Above: William Sullivan and a helper load a futon onto the truck that someone dropped off at the charity bins in Morinville. The item and a truckload of others will go straight to a landfill. Below: Items outside and inside Sullivan’s truck contain material that cannot be used by the charity he hauls for. – Stephen Dafoe Photos
by Stephen Dafoe
A drive by the charity bins in the No Frills parking lot in Morinville has had a lot of heads shaking of late. Broken recliners, old furniture, TVs, electronics and half broken lamps can regularly be seen dumped off outside the closed bins people are supposed to put their items in.
William Sullivan, the transportation manager of the company subcontracted to pick up the charitable goods said the Morinville pick up location is the worst of the stops he makes on behalf of two charities, the Cerebral Palsy Association In Alberta, and the Canadian Mental Health Association.
“We come here every Tuesday and it’s always like this,” Sullivan said, noting he has to cart away the unusable materials, disposing of it at a cost to the charities. “We can’t leave it. It’s a civic duty for us to pick it up because if we left it, who’s going to pick it up?
The cost of taking unusable items to the landfill is money that could be used by the charity. “Mattresses cost $10 to get rid of [at the landfill].”
He’s left shaking his head because many items like broken TVs are taken at landfills and EcoStations and recycled.
“The cords are worth money themselves,” he said, noting other parts inside a TV set can be reused. “Our pickups just go to the landfill.”
But the two charities by No Frills are not alone in having unwanted garbage dumped on their doorstep.
The Midstream Support Society’s Thrift Store continues to have a problem with people dropping off unusable goods, particularly when they are closed.
“We’re still getting a lot of unusable stuff. Our garbage trailer is going to the landfill sometimes two times a week. It’s full,” said Midstream volunteer Sherron Wehrhahn, adding she and fellow volunteers encourage people to only drop off material during business hours.
“If somebody phones, we ask them to please come during business hours because it ends up in the dump,” she said of materials dropped off and left outside in the elements. “Furniture. They love dumping furniture on the weekend. We have no place for it inside. Right now we have furniture sitting outside because we have no place to put it.”
The situation has not improved a great deal since this 2016 file photo was taken at the Midstream. Items are still dropped off that cannot be used.

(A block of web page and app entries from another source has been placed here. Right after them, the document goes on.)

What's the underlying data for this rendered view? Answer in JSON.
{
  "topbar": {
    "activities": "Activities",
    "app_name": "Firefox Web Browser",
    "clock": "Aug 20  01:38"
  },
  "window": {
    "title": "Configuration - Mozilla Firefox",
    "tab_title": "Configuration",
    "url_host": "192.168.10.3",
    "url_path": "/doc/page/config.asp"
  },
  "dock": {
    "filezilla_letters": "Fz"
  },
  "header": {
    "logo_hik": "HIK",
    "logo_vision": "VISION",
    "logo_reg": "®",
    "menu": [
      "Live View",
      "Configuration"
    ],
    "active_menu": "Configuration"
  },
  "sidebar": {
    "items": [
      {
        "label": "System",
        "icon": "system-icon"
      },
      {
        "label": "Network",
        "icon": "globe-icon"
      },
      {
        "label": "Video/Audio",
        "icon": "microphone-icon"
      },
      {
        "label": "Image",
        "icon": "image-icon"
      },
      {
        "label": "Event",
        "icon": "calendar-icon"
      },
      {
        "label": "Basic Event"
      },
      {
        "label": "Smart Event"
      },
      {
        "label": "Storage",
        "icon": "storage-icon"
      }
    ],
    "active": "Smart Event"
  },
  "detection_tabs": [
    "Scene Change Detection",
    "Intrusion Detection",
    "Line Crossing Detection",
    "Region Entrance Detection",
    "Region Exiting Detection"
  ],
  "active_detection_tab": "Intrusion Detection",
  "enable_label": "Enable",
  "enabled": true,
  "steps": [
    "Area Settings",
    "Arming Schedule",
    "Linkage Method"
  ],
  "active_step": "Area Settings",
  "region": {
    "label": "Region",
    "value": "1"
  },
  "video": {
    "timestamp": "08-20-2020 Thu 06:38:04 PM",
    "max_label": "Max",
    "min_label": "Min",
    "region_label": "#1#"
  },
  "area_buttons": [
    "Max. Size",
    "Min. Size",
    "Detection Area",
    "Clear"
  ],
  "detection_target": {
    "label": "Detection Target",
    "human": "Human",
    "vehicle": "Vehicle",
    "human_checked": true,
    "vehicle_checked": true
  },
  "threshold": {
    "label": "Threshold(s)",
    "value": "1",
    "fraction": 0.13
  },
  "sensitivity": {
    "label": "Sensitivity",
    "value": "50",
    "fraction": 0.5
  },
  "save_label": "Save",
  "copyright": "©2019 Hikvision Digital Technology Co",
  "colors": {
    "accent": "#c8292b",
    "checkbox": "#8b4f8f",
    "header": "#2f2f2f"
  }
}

The Midstream is open Monday, Tuesday and Thursday from 9:30 a.m. to 3 p.m. A recent lack of volunteers prompted the non-profit to reduce their hours earlier this year.
The Cerebral Palsy Association in Alberta has clothing drop off bins at No Frills, The Rendez-Vous Centre, Circle K, and Morinville United Church, according to their website. They have no scheduled in-home pick-ups for Morinville presently.
An email request for comment from the Cerebral Palsy Association in Alberta was not responded to by our story deadline.